Diarrhoead in infants usually has an infective aetiology.
Despite this, there are some important non-infective causes.
infectious diarrhoea in children
Infectious diarrhoea in children is a very common problem, most of which is viral, principally rotavirus.
The important features of management are:
recognition of more serious causes of diarrhoea, for example, if there is blood in the stool - ie the possibility of intussusception
appropriate treatment is usually conservative, antibiotics and gut motility inhibitors are rarely required
adequate oral rehydration at an early stage
More than 90% of infectious diarrhoea in infants has a viral aetiology - in fact 90% is caused by rotavirus, a virus which can cause infections of both the GIT and URT. Other viruses include Echo and Enteroviruses.

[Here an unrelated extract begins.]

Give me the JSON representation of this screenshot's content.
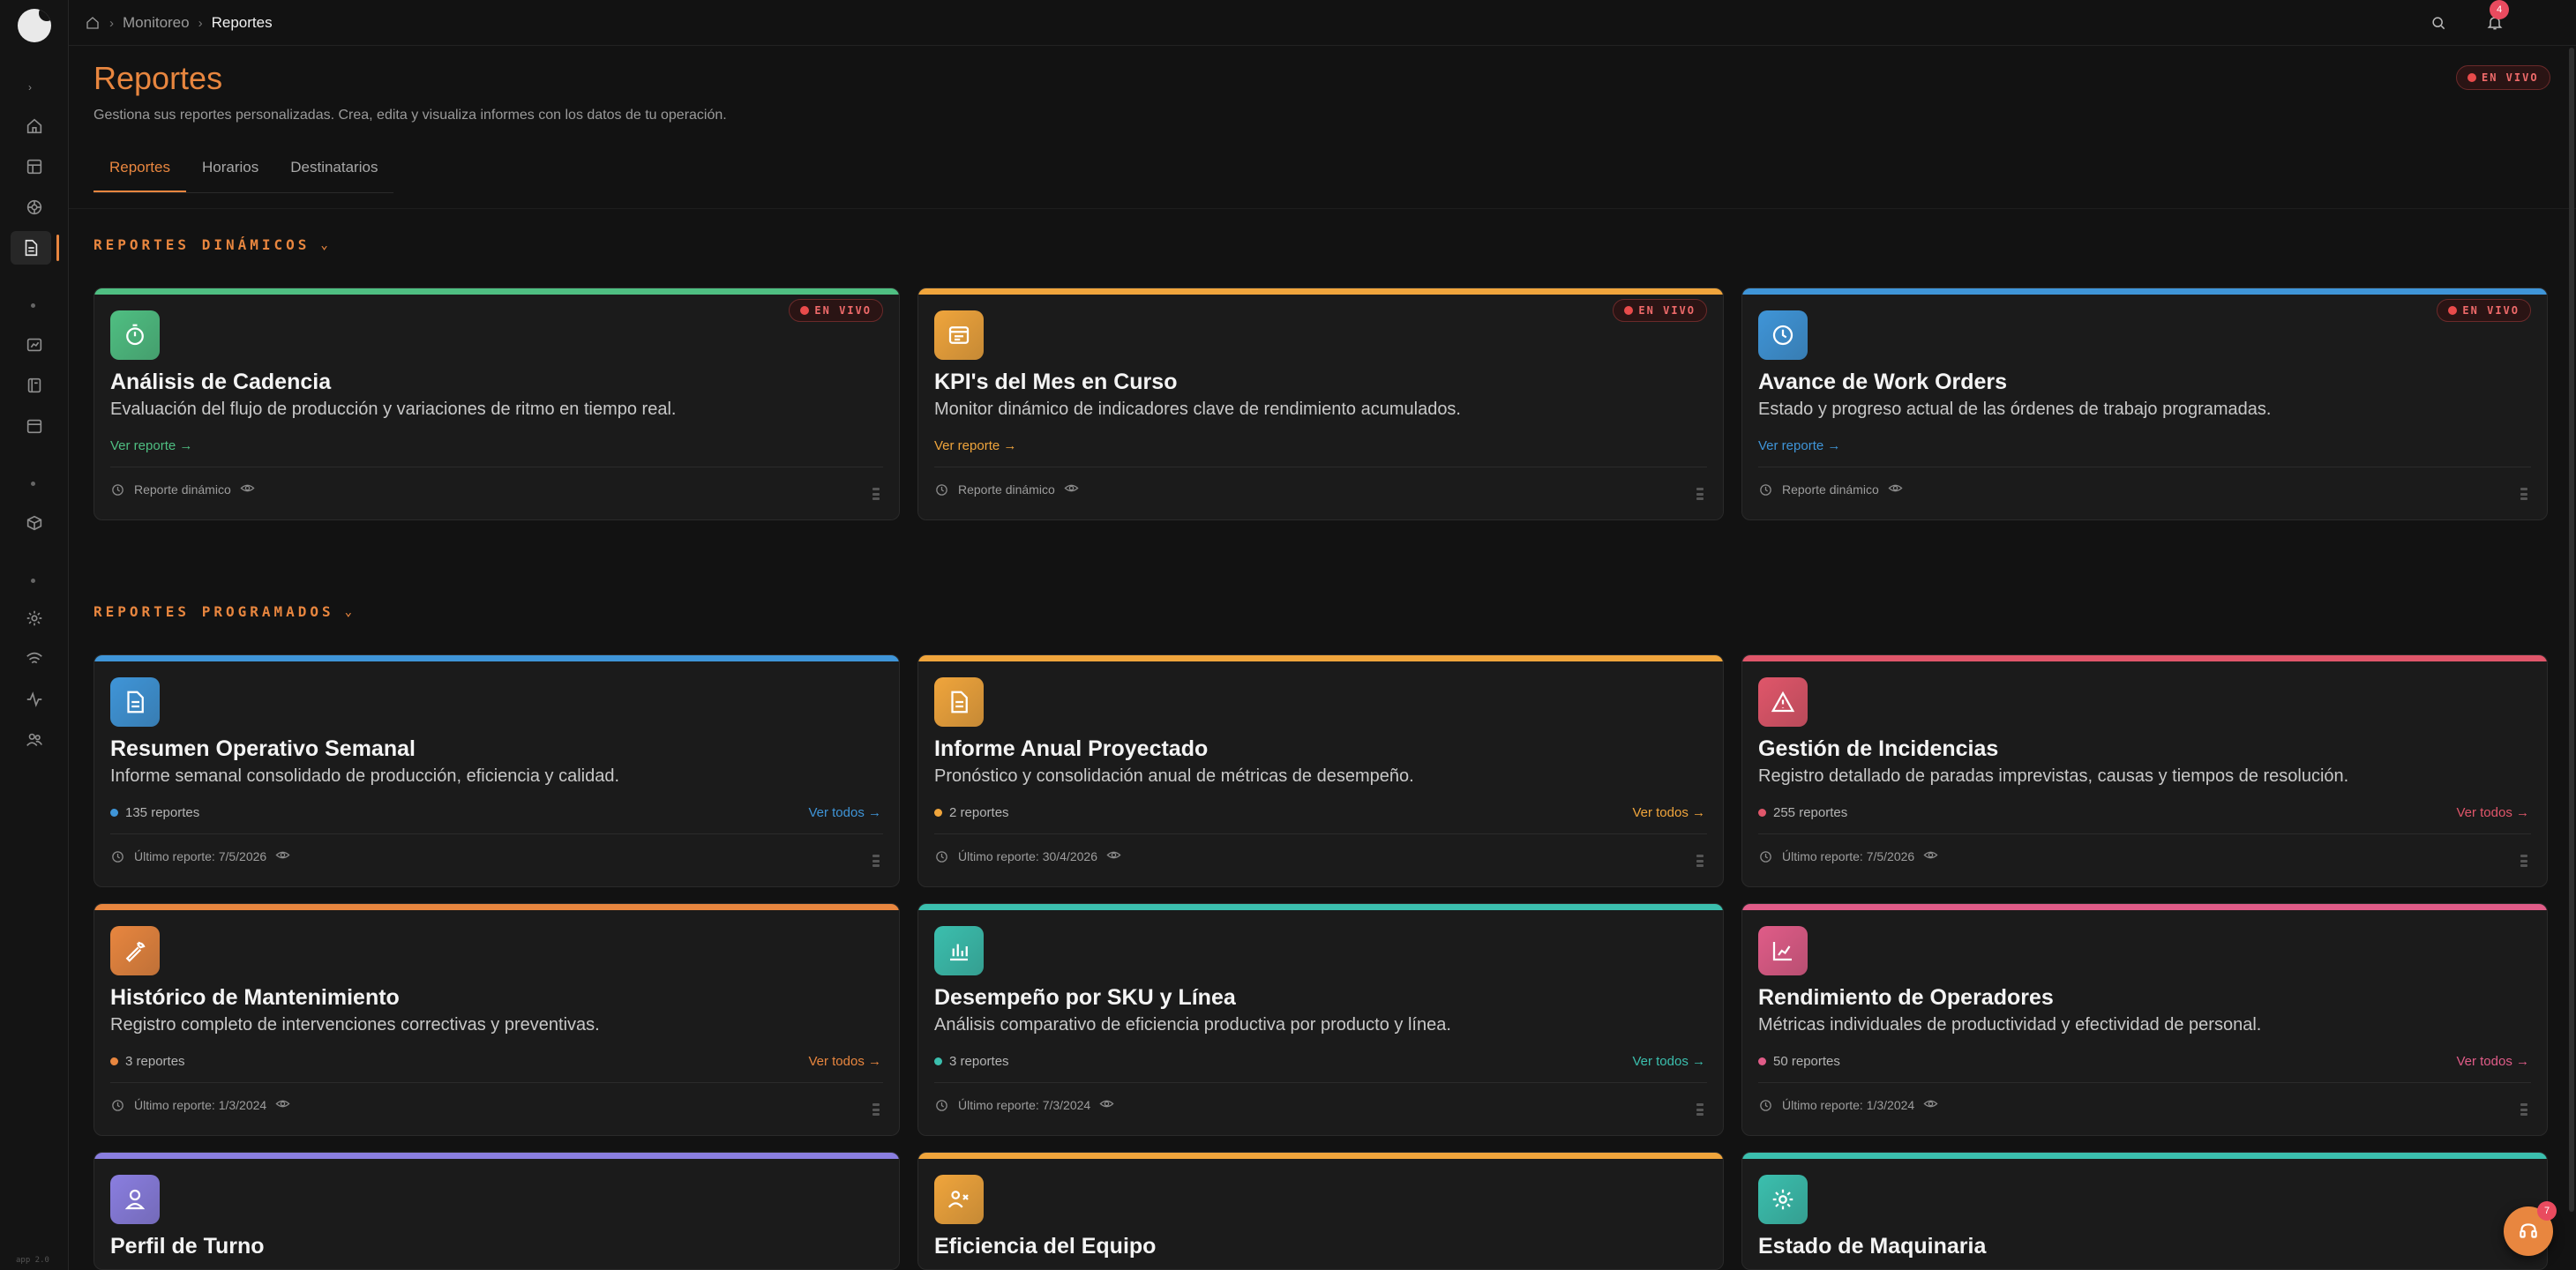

A bacterial aetiology is suggested by high pyrexia and bloody diarrhoea. This is principally Enteropathic E. coli, although Shigella, Salmonella and Campylobacter should be borne in mind. World-wide, cholera must be considered, especially currently in South America.
Chronic infections might suggest protozoans, for example Giardia lamblia. This causes three or four episodes of foul smelling diarrhoea a day, and a diagnosis is made on the basis of cysts found in the stool.
Environmental factors include:
poverty and overcrowding, in the absence of clean water supply, proper sewerage disposal and appropriate personal hygiene are important internationally
malnutrition is a strong contributory factor
bottle feeding, with incorrect sterilisation
The highest risk groups are children under six months old in the developed, or infants bottle fed or between weaning and the second year in the developing world.
pathophysiology of infective diarrhoea
Infective organisms are able to cause diarrhoea in a variety of ways:
mucosal damage caused by direct attack
toxin production after ingestion
toxin production before ingestion
The diarrhoea itself can be:
secretory, where deranged membrane transport results in decreased electrolyte absorption and thus decreased water absorption
decreased absorption, itself a result of mucosal damage, osmosis, or increased gut motility
treatment of childhood diarrhoea
Medicinal intervention in diarrhoea is not often recommended, since antibiotic treatment in itself may lead to pseudomembranous colitis.
In cases of Giardia lamblia and of amoebic dysentry metronidazole is given.
In treatment of diarrhoea, the most important factor is to maintain hydration, thus oral rehydration therapy.
Perhaps an important prophylactic treatment of diarrhoea is to encourage breast feeding - maternal IgA, lactoferrin, neutrophils and macrophages all contribute to protection from diarrhoea.
non-infectious diarrhoea in children
Non infectious causes of diarrhoea would tend to cause a more chronic diarrhoea. Causes include:
cow's milk intolerance
ulcerative colitis and Crohn's disease
acrodermatitis enteropathica - zinc deficiency
diarrhoea and vomiting in infants and children
The possible causes of diarrhoea and vomiting in infants and children can be classified as: